The numbers meant more than the words and the smaller numbers meant more than the bigger ones. It was like we belonged to our own little country and we had this secret language that almost nobody else understood. Almost nobody can tell you the real difference between 3:36 and 3:39…Put it this way: if you ever wanted to cross over that gap, if you ever wanted to see what it was like on the other side, you would need to change your entire life and get rid of almost everything else…Can’t run and have a full-time job…Can’t run and have a girlfriend who doesn’t run…
I used to think that a bus full of track people on their way to a meet was like one of those old fashioned circus trains with…all the freak show people…Each of us had one of those strange bodies designed to do only one thing…
If I ever have a kid, …I’ll move him from track …to something with a team or something where you can put the blame on your equipment if it all goes wrong…
It always got bad before the biggest competitions…like before the Olympic trials. You’d get stuck with this feeling like when you’re blowing up a balloon and you know you’re almost at the limit and you’re not sure if you should give it that little extra puff because there might still be room for a last bit of air or it might just explode in your face.
The runners’ values are molded by their experience: “We have to scrounge for meaning wherever we can find it and there’s no way to separate our faith from our desperation…We can only value what we yearn for and it really does not matter what others think…We are what we want most and there are no miracles without desire.” And yet the ending defies some of these values, as runners are sadly only human.
Since lice have been with us from historical times and are hard to eliminate for good, MacLeod has to “Wonder about the Parents” in terms of asking whether parents are negligent or how committed they are in stopping the problem. He sets this question alongside the realistic tale of a baby sicker than her parents think. It is a fact of human nature to not know when and why disease and lice thrive.
One of the most disturbing stories is “Adult Beginner I,” because the reader feels the woman’s fear of water: “the recordings of breaking waves some people used for relaxation—they gave her a twisting feeling deep in her gut and bowels, as if someone were wringing out her intestines like a wet dishcloth.” A near catastrophic childhood event caused this fear:
Across the road, the water streamed in steady and grey and metallic, like an assembly line churning through its rotations. Before they broke, the waves rose up three or four feet, not big but jagged-looking and ugly. You could see chunks of debris and streaks of roiled up seaweed in their faces like lines of graffiti scrawled on broken concrete walls.
The undertow was “water, working like a rope, like a tangled line attached to a massive winch at the bottom. I am going down the drain, she thought. I am going down.” Even with fear, insights emerge “We are made most specifically by the things we cannot bear to do…Fear is our most private possession.”

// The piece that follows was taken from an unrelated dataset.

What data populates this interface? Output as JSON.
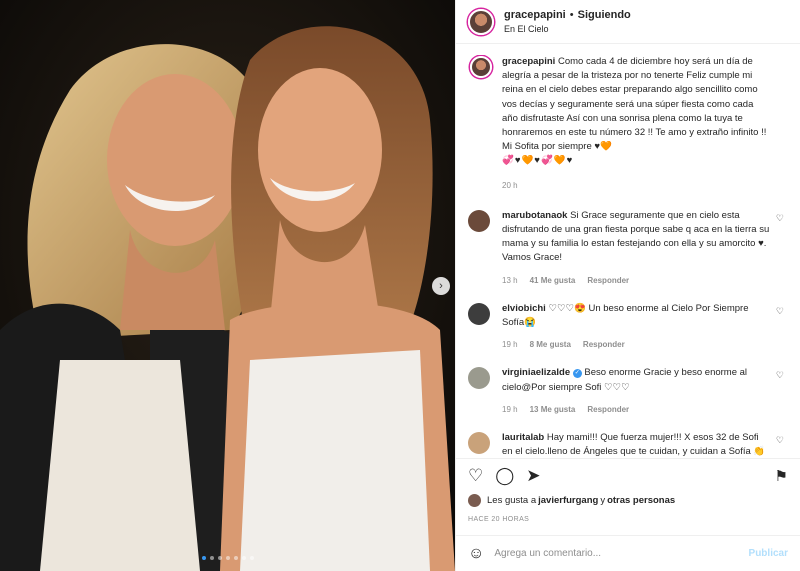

Many of the stories leave us hanging. A few turn the good fortune around to end in a fight. Defeat but also resilience, unsentimentally shown. Characters are less memorable than the threatening events, but the writing is strong, like a light in the dark.